### Instructions for the task
Return, from the listing that follows, each line containing the word "descripcion".

### Listed entries
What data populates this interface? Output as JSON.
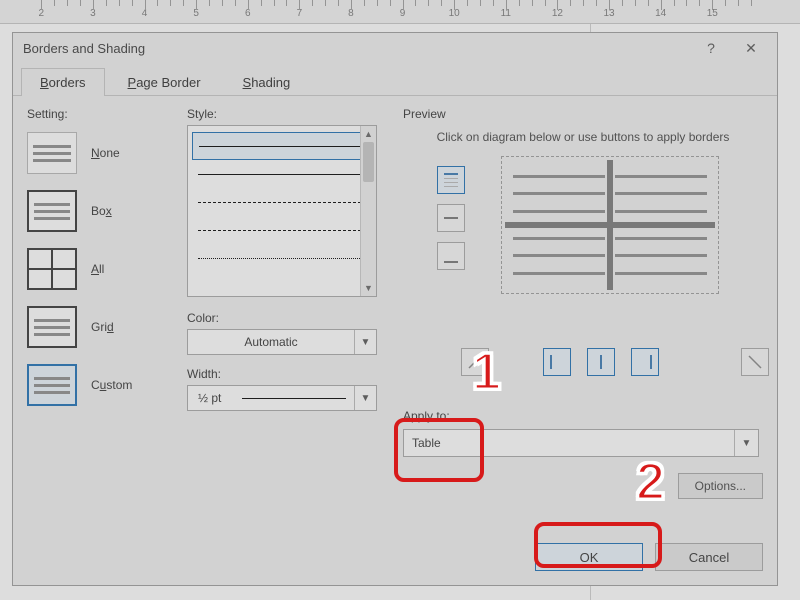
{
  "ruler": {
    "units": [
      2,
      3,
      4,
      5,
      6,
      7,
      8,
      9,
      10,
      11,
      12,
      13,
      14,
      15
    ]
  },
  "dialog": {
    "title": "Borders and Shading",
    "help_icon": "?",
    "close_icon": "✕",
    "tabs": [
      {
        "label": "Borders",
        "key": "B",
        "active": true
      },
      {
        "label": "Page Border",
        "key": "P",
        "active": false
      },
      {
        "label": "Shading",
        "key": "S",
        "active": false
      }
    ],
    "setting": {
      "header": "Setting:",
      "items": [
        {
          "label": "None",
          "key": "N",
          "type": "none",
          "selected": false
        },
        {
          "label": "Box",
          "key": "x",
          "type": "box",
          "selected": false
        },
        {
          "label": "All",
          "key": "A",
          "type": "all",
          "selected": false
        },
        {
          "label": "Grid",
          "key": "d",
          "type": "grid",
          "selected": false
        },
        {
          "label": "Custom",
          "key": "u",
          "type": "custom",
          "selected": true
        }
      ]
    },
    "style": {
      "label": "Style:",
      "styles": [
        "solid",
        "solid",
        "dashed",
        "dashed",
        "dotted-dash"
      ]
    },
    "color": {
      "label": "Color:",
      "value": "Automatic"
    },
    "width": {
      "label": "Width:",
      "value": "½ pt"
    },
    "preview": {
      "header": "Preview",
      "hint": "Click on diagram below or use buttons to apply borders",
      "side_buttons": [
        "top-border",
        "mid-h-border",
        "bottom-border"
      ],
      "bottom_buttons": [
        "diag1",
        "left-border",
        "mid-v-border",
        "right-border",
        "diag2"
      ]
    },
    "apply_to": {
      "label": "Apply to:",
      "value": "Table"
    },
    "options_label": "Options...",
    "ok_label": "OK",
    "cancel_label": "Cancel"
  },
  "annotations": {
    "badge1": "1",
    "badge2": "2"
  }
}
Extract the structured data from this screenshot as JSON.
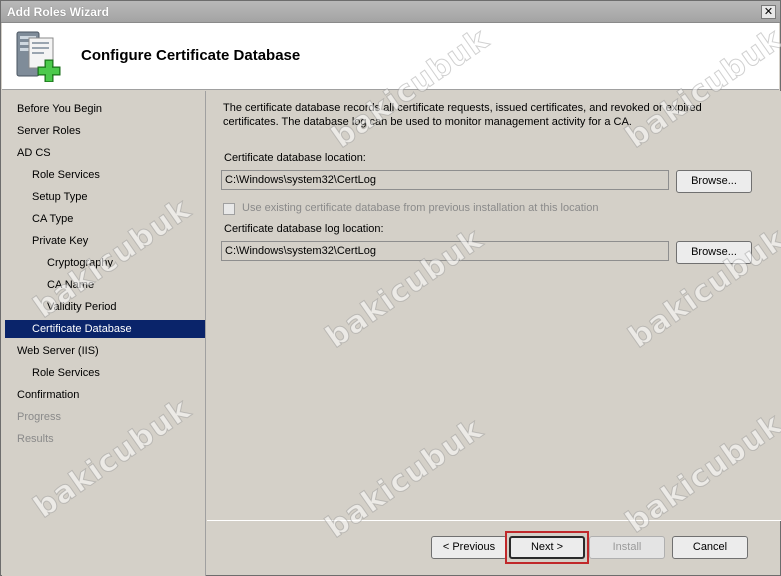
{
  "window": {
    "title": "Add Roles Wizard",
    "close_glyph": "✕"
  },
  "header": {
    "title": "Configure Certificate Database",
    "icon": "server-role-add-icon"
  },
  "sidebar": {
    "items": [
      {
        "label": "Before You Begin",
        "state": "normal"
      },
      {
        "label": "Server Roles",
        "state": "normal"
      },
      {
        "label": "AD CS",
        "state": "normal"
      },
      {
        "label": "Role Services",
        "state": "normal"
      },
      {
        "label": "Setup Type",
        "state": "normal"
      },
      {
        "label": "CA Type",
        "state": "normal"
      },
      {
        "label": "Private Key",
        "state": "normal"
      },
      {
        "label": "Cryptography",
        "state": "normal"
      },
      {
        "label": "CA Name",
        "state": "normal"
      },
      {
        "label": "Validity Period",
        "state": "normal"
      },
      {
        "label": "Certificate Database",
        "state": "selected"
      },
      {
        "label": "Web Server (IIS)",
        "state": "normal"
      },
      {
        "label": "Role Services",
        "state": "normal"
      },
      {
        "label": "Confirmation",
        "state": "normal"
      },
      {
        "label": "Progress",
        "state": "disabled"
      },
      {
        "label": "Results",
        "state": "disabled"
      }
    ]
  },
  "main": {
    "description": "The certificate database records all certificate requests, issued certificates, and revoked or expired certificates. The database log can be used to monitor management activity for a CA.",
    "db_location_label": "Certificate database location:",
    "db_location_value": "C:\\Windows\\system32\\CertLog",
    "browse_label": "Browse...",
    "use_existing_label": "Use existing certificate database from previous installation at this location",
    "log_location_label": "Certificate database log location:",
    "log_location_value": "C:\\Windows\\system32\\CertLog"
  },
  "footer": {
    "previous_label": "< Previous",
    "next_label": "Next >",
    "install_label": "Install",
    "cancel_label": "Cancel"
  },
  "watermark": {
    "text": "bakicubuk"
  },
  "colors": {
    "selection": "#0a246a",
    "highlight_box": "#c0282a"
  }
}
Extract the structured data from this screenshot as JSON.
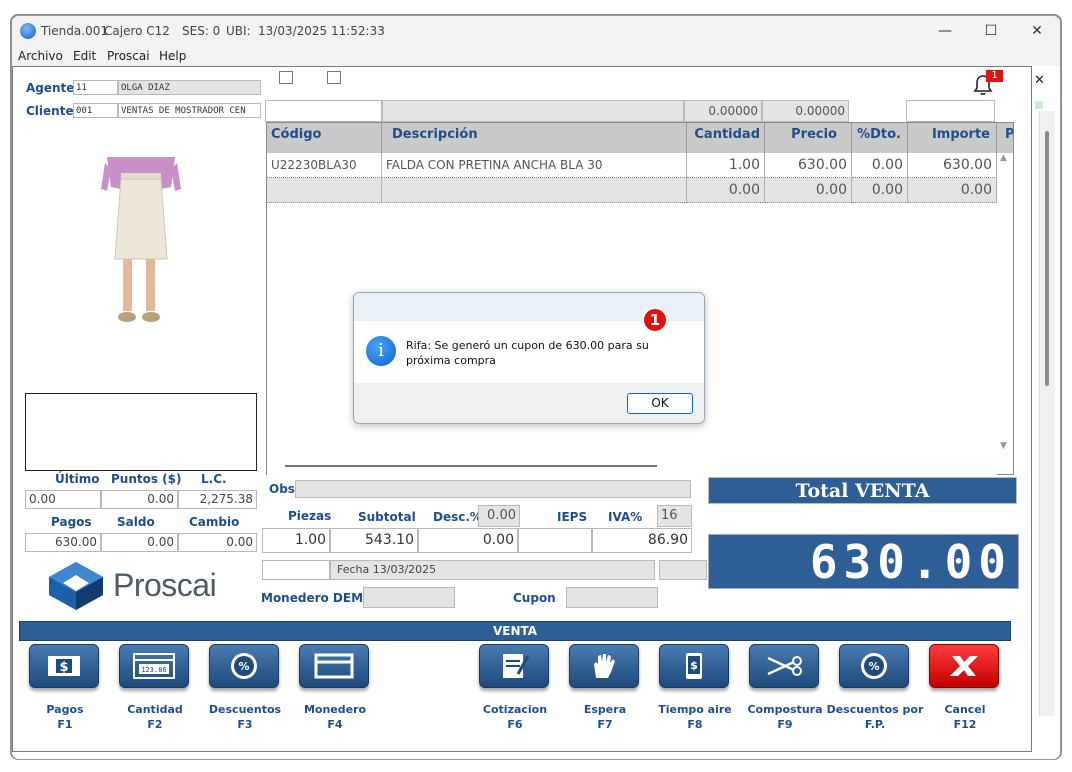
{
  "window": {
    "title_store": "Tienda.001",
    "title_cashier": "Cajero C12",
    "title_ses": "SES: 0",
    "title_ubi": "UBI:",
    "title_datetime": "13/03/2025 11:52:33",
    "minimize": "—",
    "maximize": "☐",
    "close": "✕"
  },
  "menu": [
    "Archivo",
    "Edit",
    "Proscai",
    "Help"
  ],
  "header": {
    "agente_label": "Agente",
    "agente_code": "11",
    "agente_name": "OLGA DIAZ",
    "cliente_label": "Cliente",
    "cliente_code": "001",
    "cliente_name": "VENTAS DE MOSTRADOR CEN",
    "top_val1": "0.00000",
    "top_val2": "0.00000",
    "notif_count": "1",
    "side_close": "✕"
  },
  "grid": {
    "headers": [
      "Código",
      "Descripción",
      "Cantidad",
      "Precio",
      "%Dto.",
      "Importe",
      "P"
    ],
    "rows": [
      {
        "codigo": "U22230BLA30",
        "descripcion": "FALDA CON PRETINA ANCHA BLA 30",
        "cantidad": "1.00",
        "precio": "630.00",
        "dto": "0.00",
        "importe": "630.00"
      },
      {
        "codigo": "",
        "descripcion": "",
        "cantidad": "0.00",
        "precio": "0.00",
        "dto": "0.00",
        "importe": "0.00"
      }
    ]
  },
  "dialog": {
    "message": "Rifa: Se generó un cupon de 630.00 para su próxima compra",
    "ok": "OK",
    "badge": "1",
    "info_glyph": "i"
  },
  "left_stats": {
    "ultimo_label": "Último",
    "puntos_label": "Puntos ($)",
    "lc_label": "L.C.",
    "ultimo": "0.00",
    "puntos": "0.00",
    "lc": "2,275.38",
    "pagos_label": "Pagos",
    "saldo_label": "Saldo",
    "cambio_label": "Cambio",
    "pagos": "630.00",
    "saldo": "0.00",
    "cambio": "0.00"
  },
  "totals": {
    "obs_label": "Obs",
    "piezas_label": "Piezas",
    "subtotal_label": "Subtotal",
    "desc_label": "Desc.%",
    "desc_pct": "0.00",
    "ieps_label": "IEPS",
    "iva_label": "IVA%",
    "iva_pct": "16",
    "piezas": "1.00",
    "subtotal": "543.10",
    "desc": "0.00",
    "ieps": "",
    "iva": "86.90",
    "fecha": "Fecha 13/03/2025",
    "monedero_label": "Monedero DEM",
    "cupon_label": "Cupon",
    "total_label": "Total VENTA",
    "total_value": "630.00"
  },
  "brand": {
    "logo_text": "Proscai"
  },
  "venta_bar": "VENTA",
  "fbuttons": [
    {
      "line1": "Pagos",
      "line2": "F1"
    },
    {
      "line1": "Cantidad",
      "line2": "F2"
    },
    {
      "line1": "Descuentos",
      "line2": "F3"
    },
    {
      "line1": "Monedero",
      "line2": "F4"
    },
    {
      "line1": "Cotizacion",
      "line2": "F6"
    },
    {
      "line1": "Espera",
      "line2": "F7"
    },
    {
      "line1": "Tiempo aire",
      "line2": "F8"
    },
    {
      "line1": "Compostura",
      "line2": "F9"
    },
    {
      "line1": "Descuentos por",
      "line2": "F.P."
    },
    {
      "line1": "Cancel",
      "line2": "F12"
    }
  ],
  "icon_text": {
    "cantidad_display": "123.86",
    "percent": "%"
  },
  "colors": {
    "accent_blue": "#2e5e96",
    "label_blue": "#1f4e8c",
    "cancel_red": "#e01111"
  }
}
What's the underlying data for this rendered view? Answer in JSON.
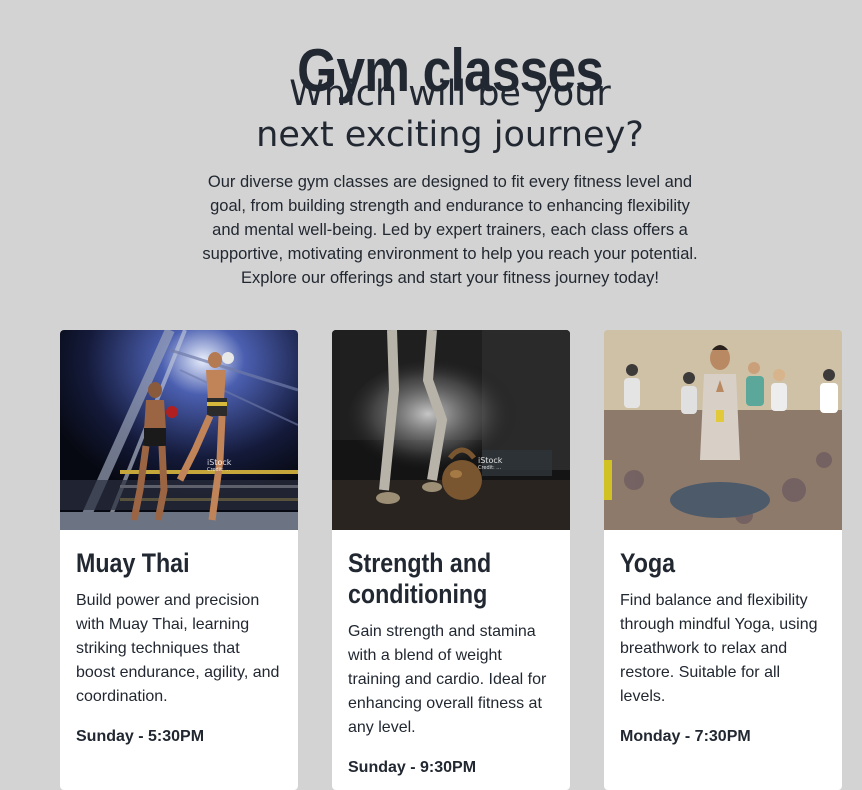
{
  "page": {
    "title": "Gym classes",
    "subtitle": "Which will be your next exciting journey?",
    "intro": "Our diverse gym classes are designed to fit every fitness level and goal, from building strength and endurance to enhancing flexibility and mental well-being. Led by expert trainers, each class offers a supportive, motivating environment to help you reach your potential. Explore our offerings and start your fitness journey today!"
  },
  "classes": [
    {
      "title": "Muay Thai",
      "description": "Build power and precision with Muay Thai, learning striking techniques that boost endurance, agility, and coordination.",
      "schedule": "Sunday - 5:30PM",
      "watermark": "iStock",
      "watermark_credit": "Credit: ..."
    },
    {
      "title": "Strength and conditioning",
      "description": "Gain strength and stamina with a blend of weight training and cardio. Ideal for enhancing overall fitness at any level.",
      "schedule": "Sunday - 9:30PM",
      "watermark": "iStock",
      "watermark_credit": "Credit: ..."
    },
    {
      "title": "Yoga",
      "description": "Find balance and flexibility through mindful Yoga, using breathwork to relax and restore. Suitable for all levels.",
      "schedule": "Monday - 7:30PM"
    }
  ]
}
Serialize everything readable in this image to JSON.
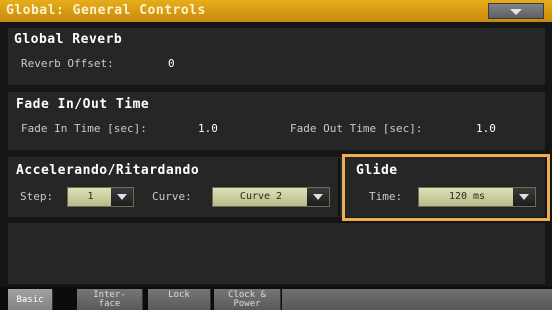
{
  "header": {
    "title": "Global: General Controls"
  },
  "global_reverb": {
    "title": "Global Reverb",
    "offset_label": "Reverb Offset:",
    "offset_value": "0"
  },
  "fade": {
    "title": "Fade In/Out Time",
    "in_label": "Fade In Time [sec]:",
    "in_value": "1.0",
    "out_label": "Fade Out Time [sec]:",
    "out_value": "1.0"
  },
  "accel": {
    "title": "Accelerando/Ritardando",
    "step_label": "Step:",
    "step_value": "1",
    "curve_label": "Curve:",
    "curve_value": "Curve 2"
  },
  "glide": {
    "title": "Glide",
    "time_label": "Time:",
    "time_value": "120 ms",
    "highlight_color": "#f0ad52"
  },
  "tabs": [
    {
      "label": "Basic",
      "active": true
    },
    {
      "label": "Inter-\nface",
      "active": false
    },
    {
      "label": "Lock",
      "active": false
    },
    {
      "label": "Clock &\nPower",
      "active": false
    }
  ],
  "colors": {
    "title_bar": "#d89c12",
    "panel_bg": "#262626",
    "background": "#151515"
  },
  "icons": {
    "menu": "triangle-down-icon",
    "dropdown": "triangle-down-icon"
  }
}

### Solution below
        "descripcion": "FALDA CON PRETINA ANCHA BLA 30",
        "descripcion": "",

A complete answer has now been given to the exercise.